This led to her visit to the Barrow Neurological Institute, in Phoenix, Arizona to find out more about how the expert team there manage patients with this condition.
She spent time with clinical nurse specialists, nurse navigators – who offer individualised assistance to patients, families and caregivers to help overcome healthcare system barriers, oncology nurse practitioners, nurse educators and advanced nurse practitioners.
Andrea also met with the Barrow Institute’s team working on facial palsy, a risk of vestibular schwannoma treatment, which causes physical difficulties for patients, including a reduced blink or eye closure (and, therefore, ulceration and abrasion of the cornea, potentially leading to visual loss), taste dysfunction, dysarthria and oro-motor dysphagia. It also has a significant psychological effect.
And she hopes her learning there could lead to the forming of a joint multidisciplinary group with Barrow to research the use of different therapies in managing facial palsy, including the use of Kinesio tape, a cotton fibre tape used in many sports and rehabilitation settings for supporting lymphatic drainage, muscle tone and muscle contraction.
Andrea said: “Within my own practice, I act as a keyworker for vestibular schwannoma patients from the point of diagnosis, through to treatment and for many years beyond in both the outpatient and inpatient setting, navigating the patient throughout their treatment pathway.

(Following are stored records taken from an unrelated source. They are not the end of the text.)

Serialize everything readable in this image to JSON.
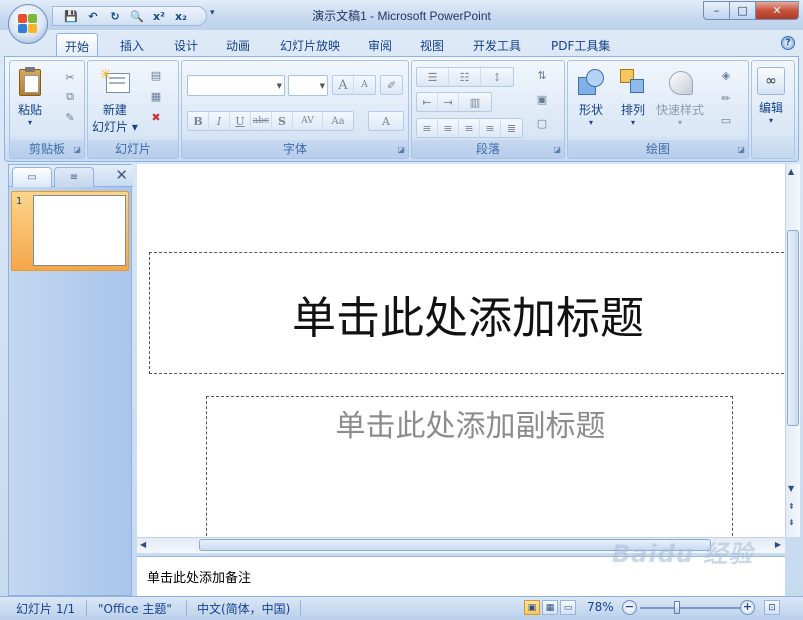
{
  "window": {
    "title": "演示文稿1 - Microsoft PowerPoint",
    "minimize": "–",
    "maximize": "□",
    "close": "✕"
  },
  "qat": {
    "save": "💾",
    "undo": "↶",
    "redo": "↻",
    "print_preview": "🔍",
    "superscript": "x²",
    "subscript": "x₂",
    "more": "▾"
  },
  "tabs": [
    "开始",
    "插入",
    "设计",
    "动画",
    "幻灯片放映",
    "审阅",
    "视图",
    "开发工具",
    "PDF工具集"
  ],
  "active_tab": "开始",
  "help": "?",
  "ribbon": {
    "clipboard": {
      "label": "剪贴板",
      "paste": "粘贴",
      "paste_arrow": "▾"
    },
    "slides": {
      "label": "幻灯片",
      "new_slide_1": "新建",
      "new_slide_2": "幻灯片 ▾"
    },
    "font": {
      "label": "字体",
      "format_buttons": [
        "B",
        "I",
        "U",
        "abc",
        "S",
        "AV",
        "Aa"
      ],
      "grow": "A",
      "shrink": "A",
      "color": "A"
    },
    "paragraph": {
      "label": "段落"
    },
    "drawing": {
      "label": "绘图",
      "shapes": "形状",
      "arrange": "排列",
      "quick_styles": "快速样式",
      "arrow": "▾"
    },
    "editing": {
      "label": "编辑",
      "arrow": "▾"
    }
  },
  "thumbnail_pane": {
    "close": "✕",
    "slide_number": "1"
  },
  "slide": {
    "title_placeholder": "单击此处添加标题",
    "subtitle_placeholder": "单击此处添加副标题"
  },
  "notes": {
    "placeholder": "单击此处添加备注"
  },
  "status": {
    "slide": "幻灯片 1/1",
    "theme": "\"Office 主题\"",
    "language": "中文(简体，中国)",
    "zoom": "78%",
    "zoom_level_percent": 78
  },
  "watermark": "Baidu 经验",
  "colors": {
    "accent": "#15428b",
    "ribbon_bg": "#dbe8f6",
    "selected_thumb": "#f5a74a"
  }
}
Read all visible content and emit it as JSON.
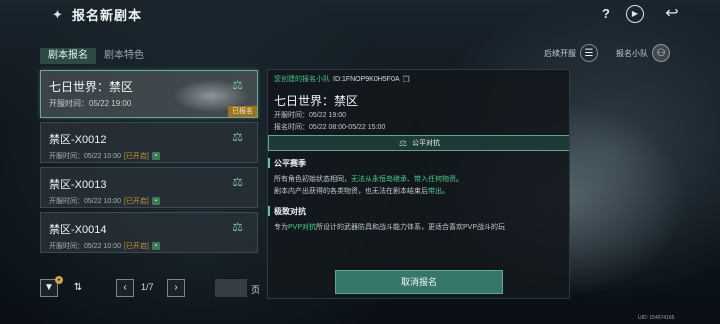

“It was fascinating to see the similarities and differences between our systems and I am now working with our wider multidisciplinary team to establish pathways of care and training needs, as well as discussing a joint research group.”